According to a report on EurekaAlert, speech perception is not based solely on hearing, but also on sight and even touch. All these senses blend together to enable us to perceive what others say.
We use clues from the movement of the lips, teeth, tongue and other facial features to help use to decipher speech. If you watch a video of someone articulating one sound, e.g. “ba”, combined with a recording of them saying a different sound, e.g. “ka”, you will probably perceive the sound they are articulating, rather than the one on the recording, or something in between the two sounds, such as “da”. This is known as the McGurk Effect. This happens even if you know what sounds are different and concentrate on the audio.
Here’s an example:

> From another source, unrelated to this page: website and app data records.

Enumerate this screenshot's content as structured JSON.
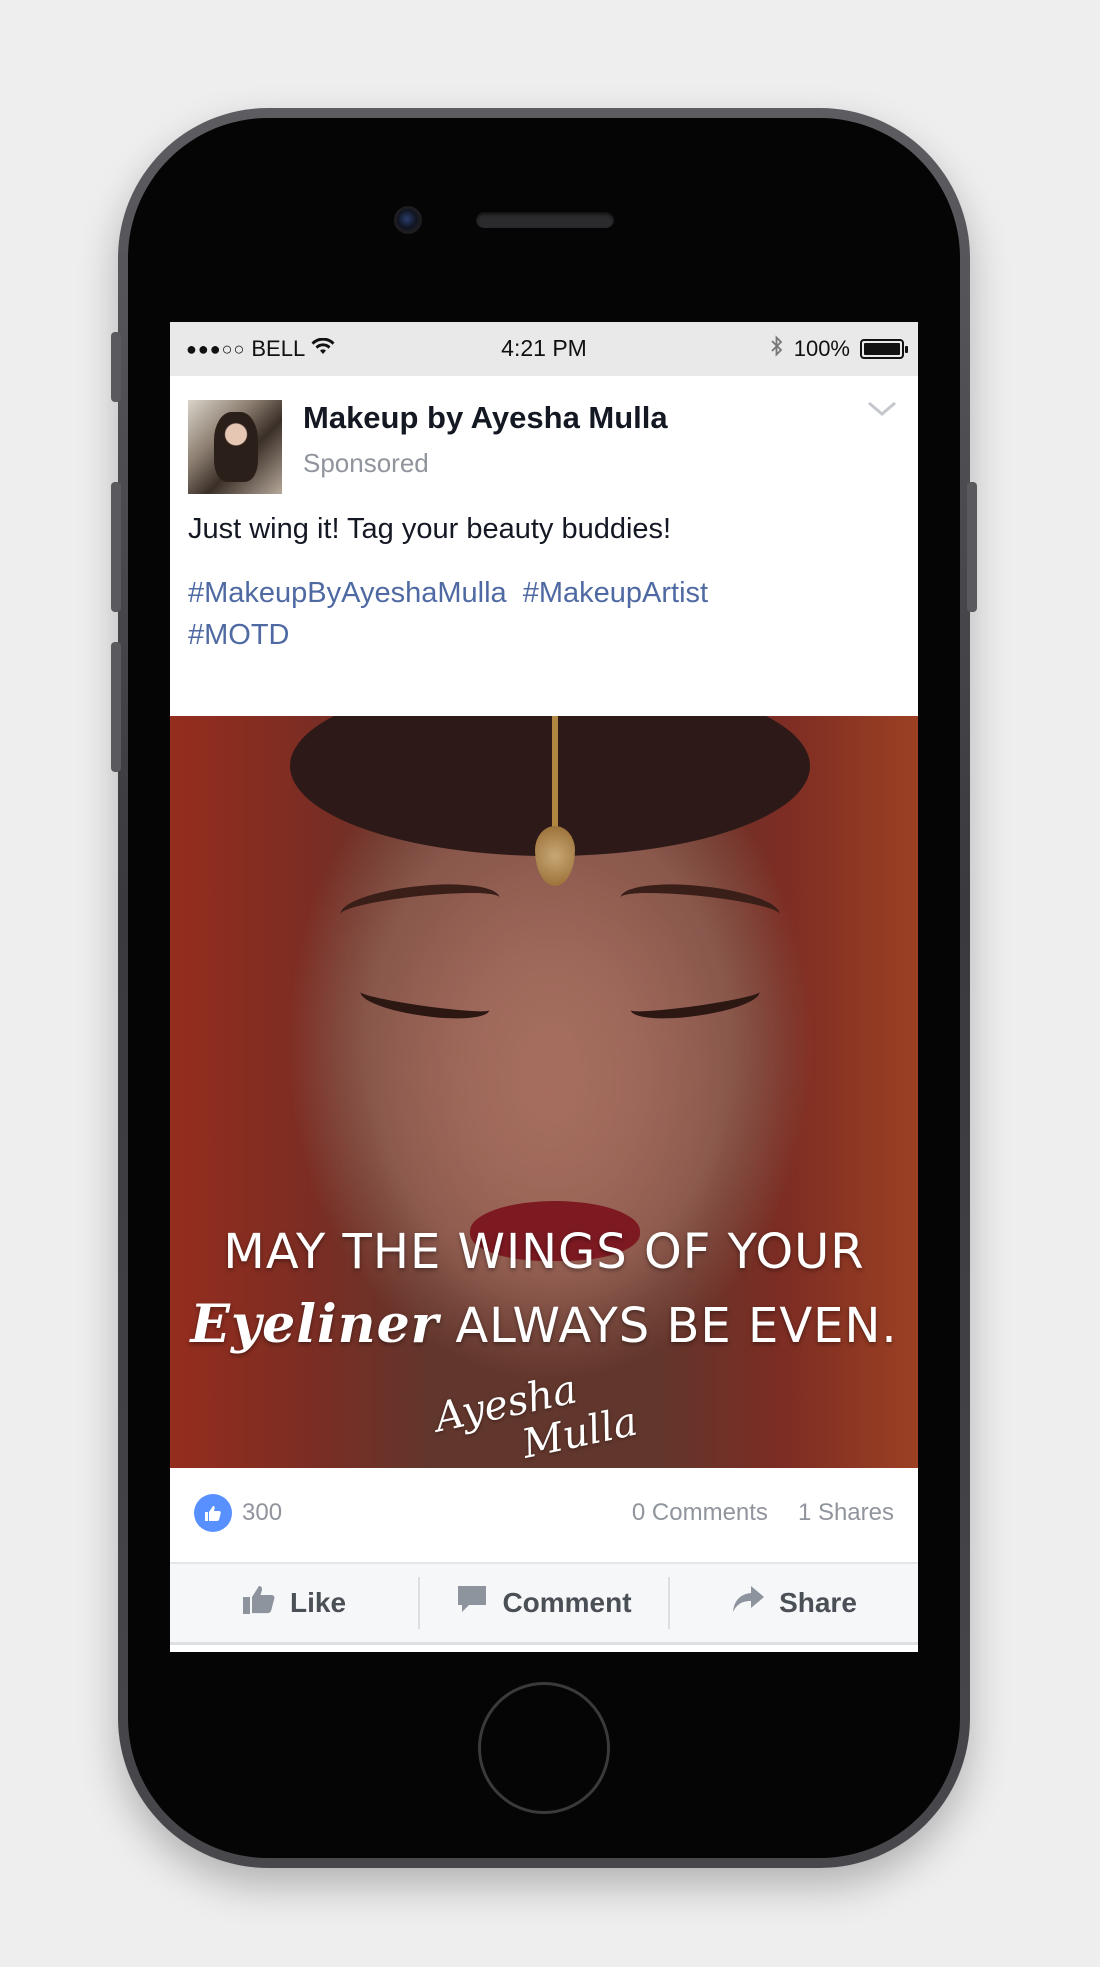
{
  "status_bar": {
    "signal": "●●●○○",
    "carrier": "BELL",
    "time": "4:21 PM",
    "battery_percent": "100%",
    "battery_level": 1.0
  },
  "post": {
    "page_name": "Makeup by Ayesha Mulla",
    "sponsored_label": "Sponsored",
    "text": "Just wing it! Tag your beauty buddies!",
    "hashtags": [
      "#MakeupByAyeshaMulla",
      "#MakeupArtist",
      "#MOTD"
    ],
    "image": {
      "quote_line1": "MAY THE WINGS OF YOUR",
      "quote_script_word": "Eyeliner",
      "quote_line2_rest": "ALWAYS BE EVEN.",
      "signature_line1": "Ayesha",
      "signature_line2": "Mulla"
    }
  },
  "stats": {
    "like_count": "300",
    "comments": "0 Comments",
    "shares": "1 Shares"
  },
  "actions": {
    "like": "Like",
    "comment": "Comment",
    "share": "Share"
  },
  "colors": {
    "link": "#4f6aa3",
    "like_blue": "#5890ff",
    "meta_gray": "#90949c"
  }
}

According to the research, the McGurk Effect is evidence that the senses are inextricably integrated, and that the brain perceives the acoustic and visual signals of speech as part of a single system. Other studies have found that this link is established even before young children are able to perceive individual phonemes.